Stranded at sea for five days following a fire in the ship's engine room, Carnival launched a dedicated news page on its website, continually updated its Facebook page (with two million likes) and used two Twitter feeds (@CarnivalCruise and @CarnivalPR) with tweets such as: "We've taken more than 7,000 calls from family & friends & have been in regular contact with our guests' designated on-shore contacts."Continue reading...
Posted by Mark J. Miller on December 19, 2012 01:07 PM
There’s one in Denmark, and there’s one in England. And now there will be one in Carlsbad, California: a Legoland Hotel. Don’t worry, the place won’t be built out of Legos – at least not the whole thing.
The hotel – complete with a dragon-guarded entrance -- is slated to open in early April of next year right outside the Legoland theme park and will feature “interactive Lego features, themed play areas, family pool and kid's entertainment,” according to Lego's website. The 250 rooms at California's Legoland Hotel will all have a theme: Pirate, Kingdom, or Adventure.
Since the hotel is aimed at housing families who are in town to visit the Legoland theme park (and not to those harboring pirate fantasies of one sort or another), each room has two sleeping areas, one with a queen-sized bed and the other with sleeping spaces for up to three kids. After all, it's hard to beat a brand extension you can sleep in.

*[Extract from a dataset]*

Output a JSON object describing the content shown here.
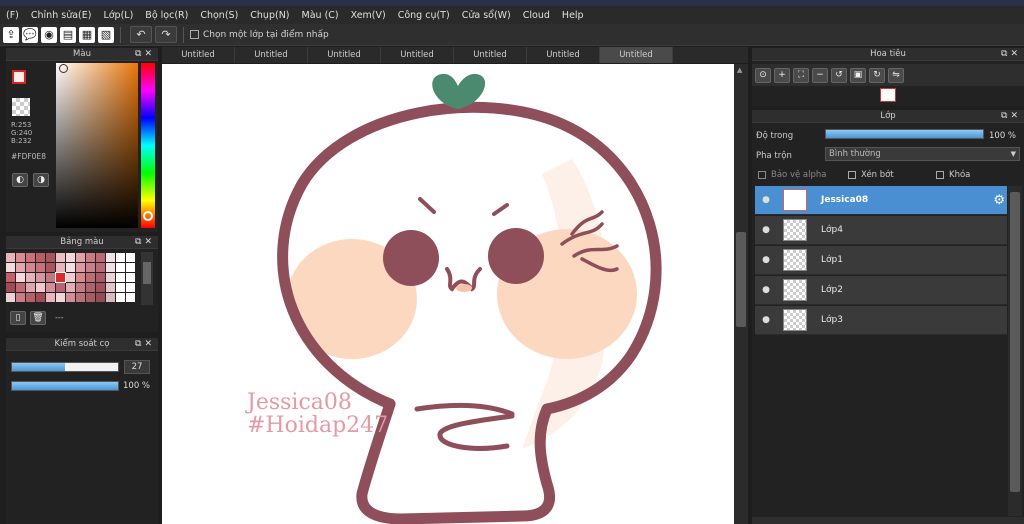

No wonder Lego is rolling in dough right now.Continue reading...